When Is It Time to See a Trauma Therapist?

For someone struggling to cope with the aftermath of trauma, it may be time to look into trauma-informed therapy. Trauma therapy can help treat and manage a wide range of symptoms and conditions.

Repeated Flashbacks

A common side effect of trauma is experiencing flashbacks, the feeling of reliving past memories from a traumatic event. This can happen soon after the event or many years later.
Flashbacks can be very upsetting and distressing, as they cause people to relive vivid traumatic memories in the present moment. They can make individuals feel scared, confused, and out of control.

Insomnia or Trouble Sleeping

It is common for people who have experienced trauma to have trouble sleeping. This can be due to several reasons, such as having nightmares, flashbacks, difficulty relaxing, or anxiety.

Frequent Nightmares

Nightmares are typically experienced in those with trauma. They can be very distressing and make it hard to get a good night’s sleep. Nightmares may be about the event itself or something else entirely.


It is common for people who have experienced trauma to try to avoid anything that reminds them of the event. This may mean avoiding people, places, things, or activities that remind them of the trauma.
For example, someone in a car accident may avoid driving or getting in a car, or someone who was sexually assaulted may avoid relationships or places where they feel unsafe.

Isolation or Other Symptoms That Indicate Trauma

Many other symptoms may indicate trauma. These can include isolation, feeling numb or disconnected from others, depression, anxiety, and substance abuse.

Treatment at Concise Recovery

Trauma-informed therapy is a type of therapy designed to help people who have experienced trauma. This method recognizes that trauma can profoundly impact a person’s life and that traditional forms of therapy may not be appropriate.
As a result, trauma-informed therapy emphasizes the importance of safety, trust, and empowerment. Therefore, it is often conducted in a safe and confidential setting, such as a therapist’s office.
Concise Recovery offers trauma-informed therapy as part of our comprehensive treatment program. Our therapists are experienced in helping people heal the wounds of trauma and live fuller, more satisfying lives.
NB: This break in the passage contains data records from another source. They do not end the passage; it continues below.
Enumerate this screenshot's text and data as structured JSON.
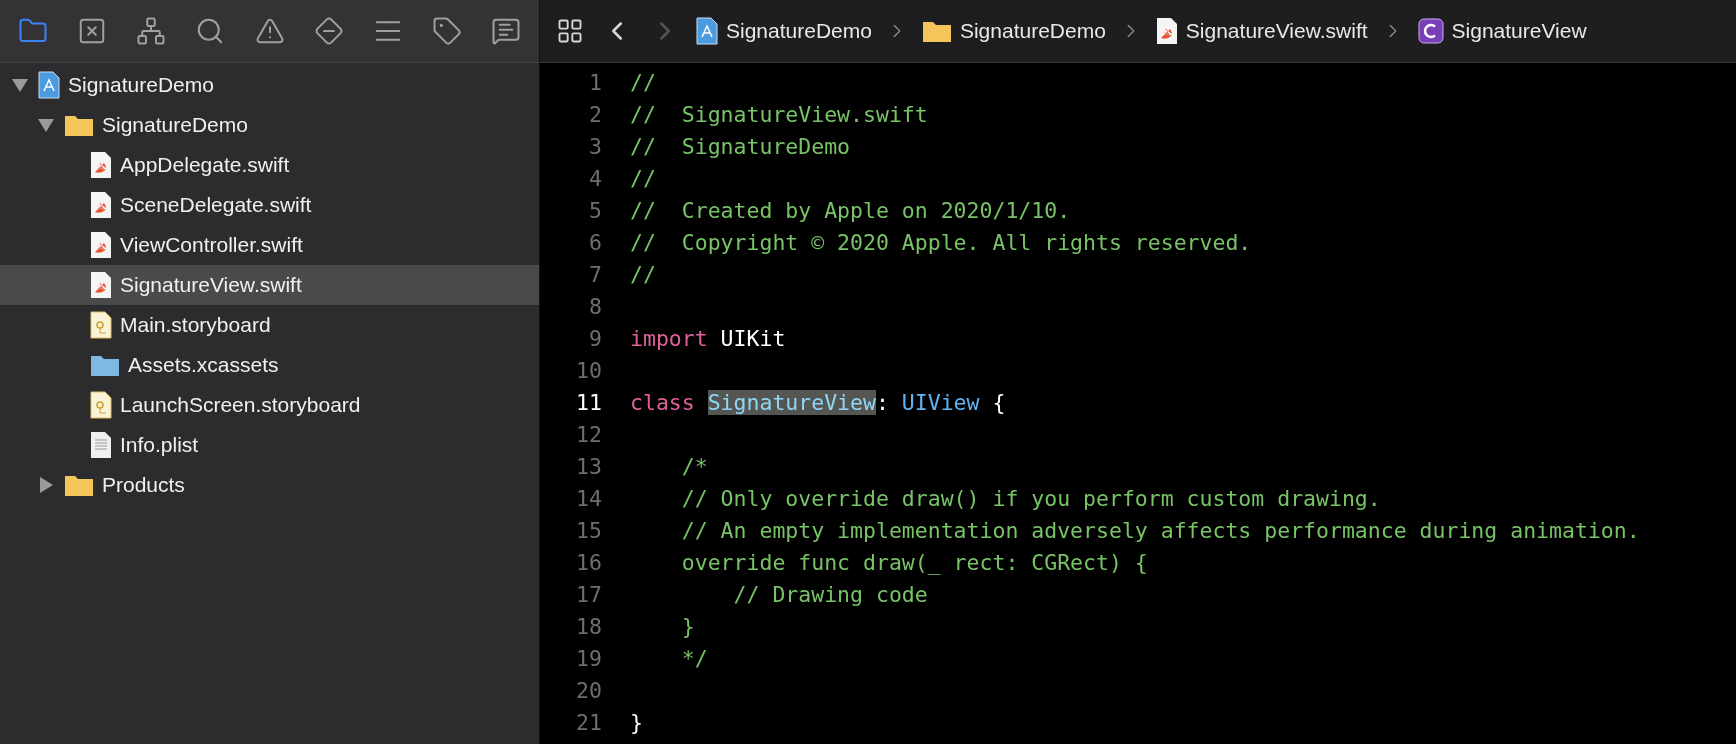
{
  "navigator_tabs": [
    {
      "kind": "project",
      "selected": true
    },
    {
      "kind": "source-control",
      "selected": false
    },
    {
      "kind": "symbols",
      "selected": false
    },
    {
      "kind": "find",
      "selected": false
    },
    {
      "kind": "issues",
      "selected": false
    },
    {
      "kind": "tests",
      "selected": false
    },
    {
      "kind": "debug",
      "selected": false
    },
    {
      "kind": "breakpoints",
      "selected": false
    },
    {
      "kind": "reports",
      "selected": false
    }
  ],
  "history_buttons": [
    {
      "kind": "back",
      "disabled": false
    },
    {
      "kind": "forward",
      "disabled": true
    }
  ],
  "breadcrumbs": [
    {
      "kind": "project",
      "label": "SignatureDemo"
    },
    {
      "kind": "folder",
      "label": "SignatureDemo"
    },
    {
      "kind": "swift",
      "label": "SignatureView.swift"
    },
    {
      "kind": "class",
      "label": "SignatureView"
    }
  ],
  "tree": [
    {
      "kind": "project",
      "label": "SignatureDemo",
      "expanded": true,
      "selected": false,
      "children": [
        {
          "kind": "folder",
          "label": "SignatureDemo",
          "expanded": true,
          "selected": false,
          "children": [
            {
              "kind": "swift",
              "label": "AppDelegate.swift",
              "selected": false
            },
            {
              "kind": "swift",
              "label": "SceneDelegate.swift",
              "selected": false
            },
            {
              "kind": "swift",
              "label": "ViewController.swift",
              "selected": false
            },
            {
              "kind": "swift",
              "label": "SignatureView.swift",
              "selected": true
            },
            {
              "kind": "storyboard",
              "label": "Main.storyboard",
              "selected": false
            },
            {
              "kind": "assets",
              "label": "Assets.xcassets",
              "selected": false
            },
            {
              "kind": "storyboard",
              "label": "LaunchScreen.storyboard",
              "selected": false
            },
            {
              "kind": "plist",
              "label": "Info.plist",
              "selected": false
            }
          ]
        },
        {
          "kind": "folder",
          "label": "Products",
          "expanded": false,
          "selected": false
        }
      ]
    }
  ],
  "code_lines": [
    {
      "number": "1",
      "current": false,
      "tokens": [
        {
          "kind": "comment",
          "text": "//"
        }
      ]
    },
    {
      "number": "2",
      "current": false,
      "tokens": [
        {
          "kind": "comment",
          "text": "//  SignatureView.swift"
        }
      ]
    },
    {
      "number": "3",
      "current": false,
      "tokens": [
        {
          "kind": "comment",
          "text": "//  SignatureDemo"
        }
      ]
    },
    {
      "number": "4",
      "current": false,
      "tokens": [
        {
          "kind": "comment",
          "text": "//"
        }
      ]
    },
    {
      "number": "5",
      "current": false,
      "tokens": [
        {
          "kind": "comment",
          "text": "//  Created by Apple on 2020/1/10."
        }
      ]
    },
    {
      "number": "6",
      "current": false,
      "tokens": [
        {
          "kind": "comment",
          "text": "//  Copyright © 2020 Apple. All rights reserved."
        }
      ]
    },
    {
      "number": "7",
      "current": false,
      "tokens": [
        {
          "kind": "comment",
          "text": "//"
        }
      ]
    },
    {
      "number": "8",
      "current": false
    },
    {
      "number": "9",
      "current": false,
      "tokens": [
        {
          "kind": "keyword",
          "text": "import"
        },
        {
          "kind": "plain",
          "text": " UIKit"
        }
      ]
    },
    {
      "number": "10",
      "current": false
    },
    {
      "number": "11",
      "current": true,
      "tokens": [
        {
          "kind": "keyword",
          "text": "class "
        },
        {
          "kind": "highlighted",
          "text": "SignatureView"
        },
        {
          "kind": "plain",
          "text": ": "
        },
        {
          "kind": "type",
          "text": "UIView"
        },
        {
          "kind": "plain",
          "text": " {"
        }
      ]
    },
    {
      "number": "12",
      "current": false
    },
    {
      "number": "13",
      "current": false,
      "tokens": [
        {
          "kind": "comment",
          "text": "    /*"
        }
      ]
    },
    {
      "number": "14",
      "current": false,
      "tokens": [
        {
          "kind": "comment",
          "text": "    // Only override draw() if you perform custom drawing."
        }
      ]
    },
    {
      "number": "15",
      "current": false,
      "tokens": [
        {
          "kind": "comment",
          "text": "    // An empty implementation adversely affects performance during animation."
        }
      ]
    },
    {
      "number": "16",
      "current": false,
      "tokens": [
        {
          "kind": "comment",
          "text": "    override func draw(_ rect: CGRect) {"
        }
      ]
    },
    {
      "number": "17",
      "current": false,
      "tokens": [
        {
          "kind": "comment",
          "text": "        // Drawing code"
        }
      ]
    },
    {
      "number": "18",
      "current": false,
      "tokens": [
        {
          "kind": "comment",
          "text": "    }"
        }
      ]
    },
    {
      "number": "19",
      "current": false,
      "tokens": [
        {
          "kind": "comment",
          "text": "    */"
        }
      ]
    },
    {
      "number": "20",
      "current": false
    },
    {
      "number": "21",
      "current": false,
      "tokens": [
        {
          "kind": "plain",
          "text": "}"
        }
      ]
    }
  ]
}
If you or someone you know is struggling with the effects of trauma, please reach out today to learn more about our programs and how we can help.